“We had to be at the church by late morning,” Goldsmith said. “I just rushed out from teaching and went to the church. We all sat down and the pastor said something like there’s going to be a lot of funerals in the next few days after this morning. I turned to the fellow next to me and I said what’s he talking about? He said, ‘You haven’t heard?'”
Amy Evans, 31, was on a cruise ship as part of the Semester at Sea program, which offers college students a variety of itineraries worldwide while they study and soak up experiences traveling from port to port.
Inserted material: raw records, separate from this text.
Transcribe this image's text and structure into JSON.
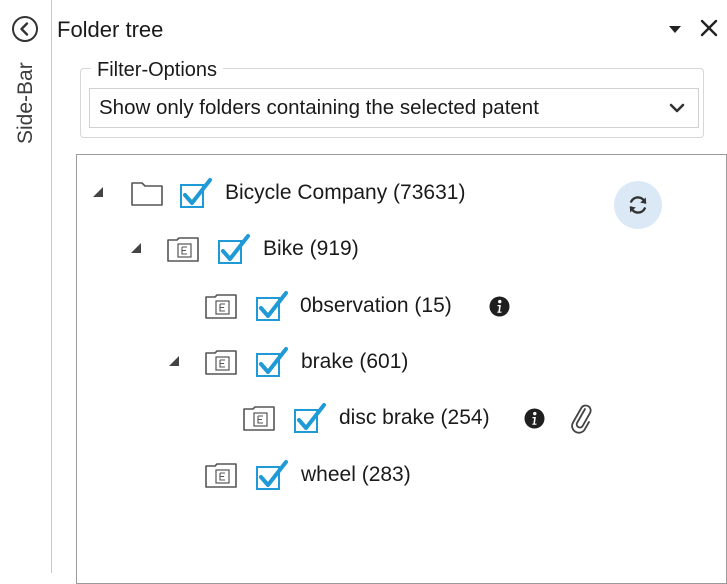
{
  "sidebar": {
    "label": "Side-Bar",
    "collapse_icon": "chevron-left-circle-icon"
  },
  "panel": {
    "title": "Folder tree",
    "dropdown_icon": "caret-down-icon",
    "close_icon": "close-icon"
  },
  "filter": {
    "legend": "Filter-Options",
    "selected": "Show only folders containing the selected patent",
    "chevron_icon": "chevron-down-icon"
  },
  "tree": {
    "refresh_icon": "refresh-icon",
    "check_color": "#1f9ad6",
    "nodes": [
      {
        "label": "Bicycle Company (73631)",
        "expanded": true,
        "checked": true,
        "folder": "plain-folder-icon"
      },
      {
        "label": "Bike (919)",
        "expanded": true,
        "checked": true,
        "folder": "tagged-folder-icon"
      },
      {
        "label": "0bservation (15)",
        "checked": true,
        "folder": "tagged-folder-icon",
        "info": true
      },
      {
        "label": "brake (601)",
        "expanded": true,
        "checked": true,
        "folder": "tagged-folder-icon"
      },
      {
        "label": "disc brake (254)",
        "checked": true,
        "folder": "tagged-folder-icon",
        "info": true,
        "attachment": true
      },
      {
        "label": "wheel (283)",
        "checked": true,
        "folder": "tagged-folder-icon"
      }
    ]
  }
}
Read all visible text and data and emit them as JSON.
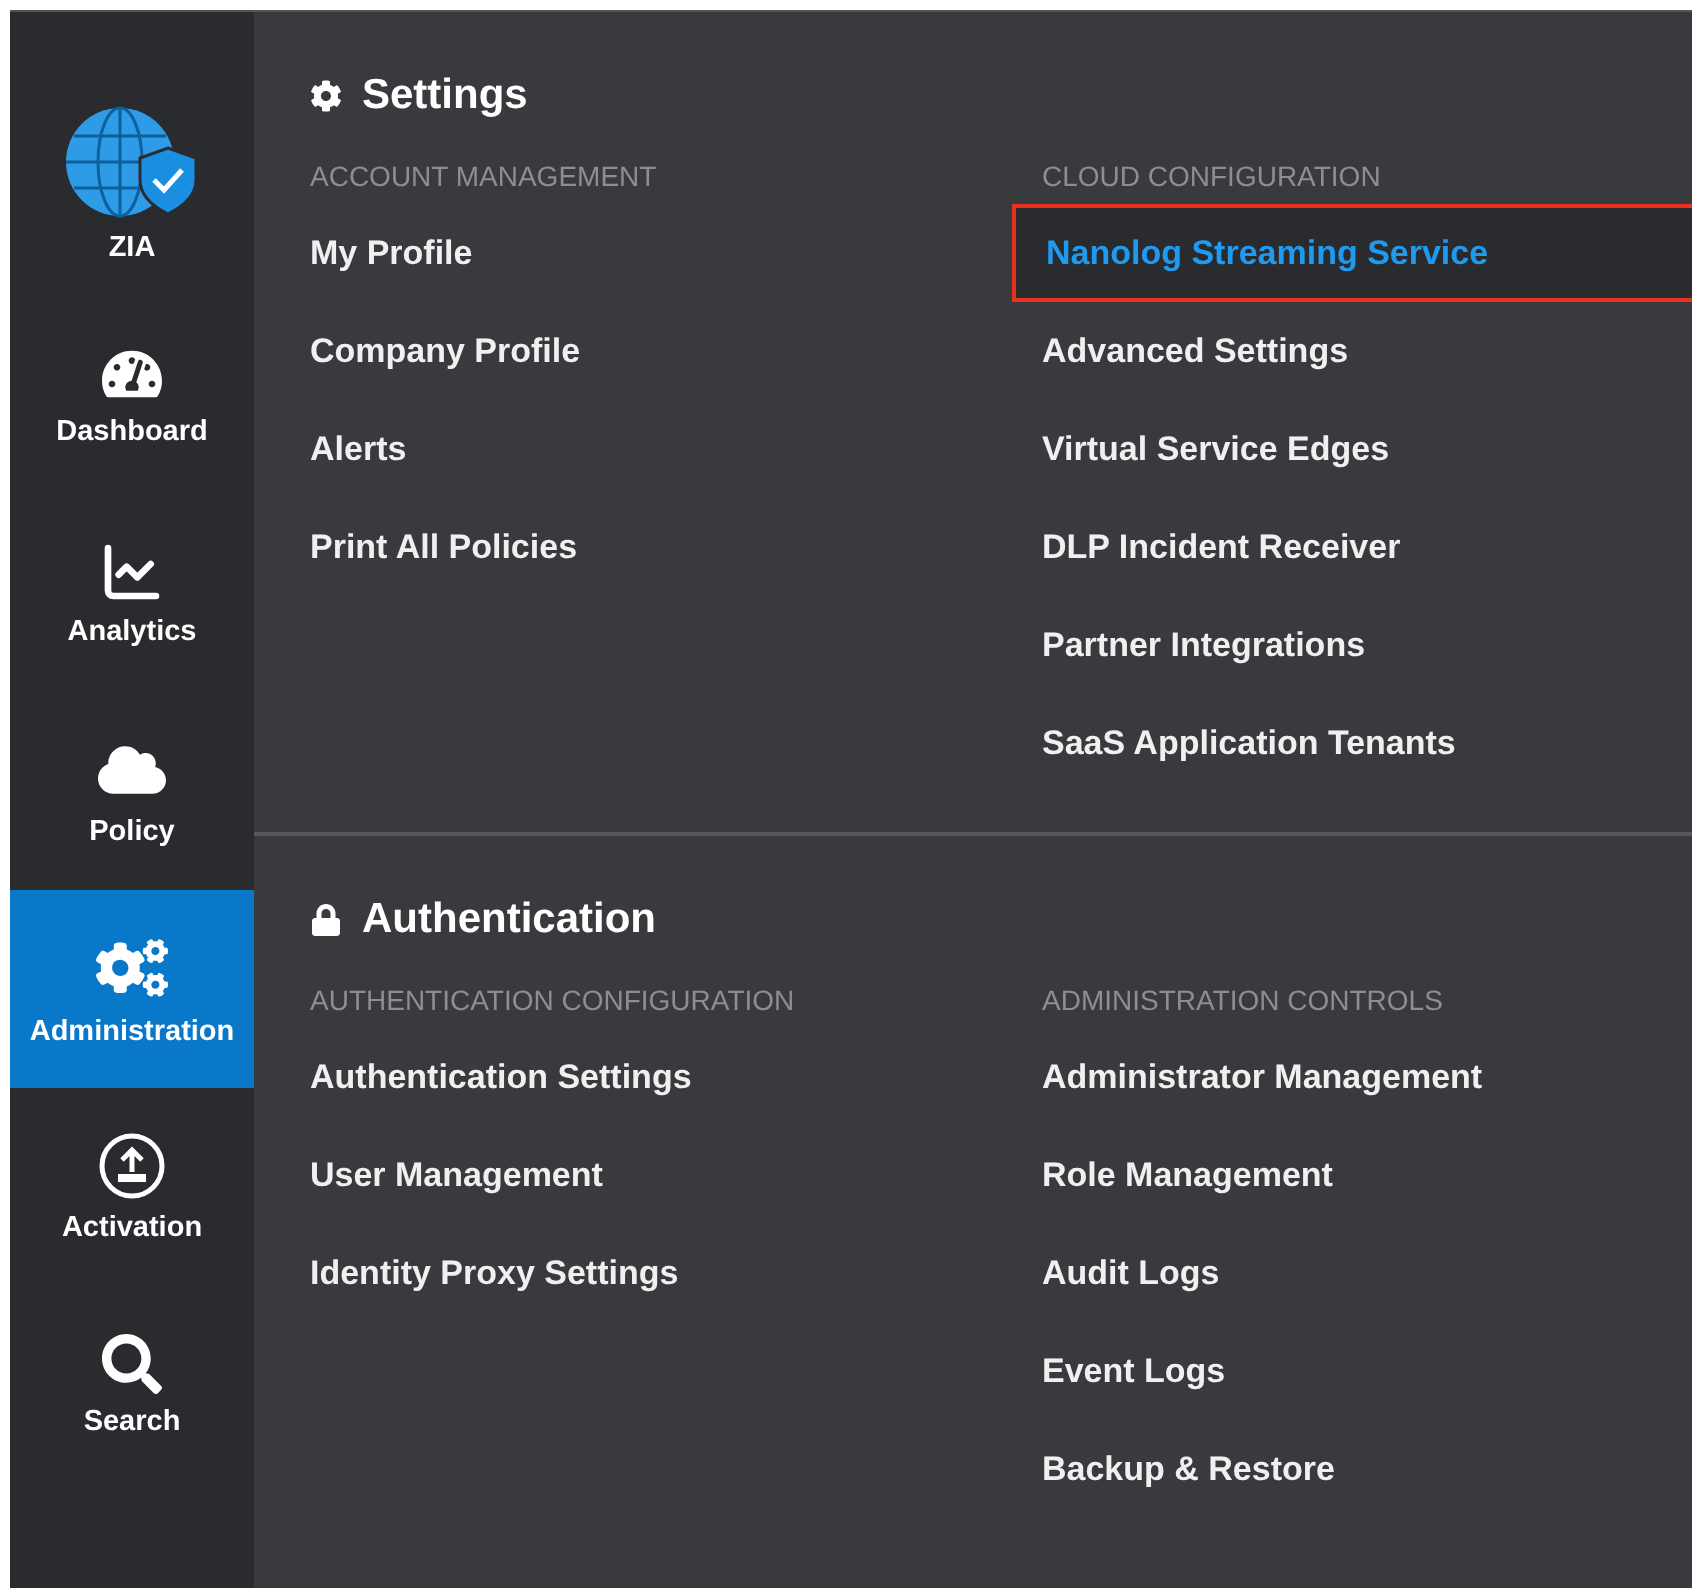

Evans, who now runs a jewelry and accessories business, was a student at Montana State University in Bozeman in 2001.
Her group had left Vancouver, British Columbia, on Aug. 31, 2001, and was due to arrive in Kobe, Japan, on Sept. 13. That put her in the middle of the Pacific when the world changed for the worse. The planes had already struck when she woke up that morning.
“I went to the gym to work out and found it to be closed with an uninformative sign,” Evans said. “Later that morning, they announced the news to us as a group, after they had first informed students and staff who had family members working in the towers and Pentagon. The first newspaper we saw was in Japan a day or two later.”
Anne Maxfield, 56, calls herself a serial entrepreneur. Her latest venture is the Accidental Locavore, a website about cooking and eating local and fresh.
Back in 2001, she was providing freelance talent to the apparel industry in New York and living in the West Village with her husband, just a block from the now-defunct St. Vincent’s Hospital.
When terrorists brought down the World Trade Center towers in her own backyard, Maxfield and her husband were in France.
“Jetlagged, I was wandering through the old town of Vence, listening to what I thought was a workaholic Hollywood type on his cell phone, pitching a bad movie about planes flying into the World Trade Center,” she said.
The couple returned to their hotel that evening. The concierge asked the couple where they were from; Maxfield said New York. She was told that night.
“I’ll never forget going by the American Consulate in Nice the next day, where there were flowers and a sign in French that read, ‘Today we are all Americans.'”
Like other business people, Maxfield had a cell phone, but she didn’t think much about not using it on her much-needed vacation. What she didn’t have was the social media that’s ubiquitous now, a factor that would make it unlikely for so many to manage a 9/11 miss today, said Aaron Smith, a senior research specialist at Pew.
“That’s the difference,” he said, “along with widespread adoption of smartphones and more advanced mobile devices. Somebody today doesn’t have to explicitly tell you what’s happening.”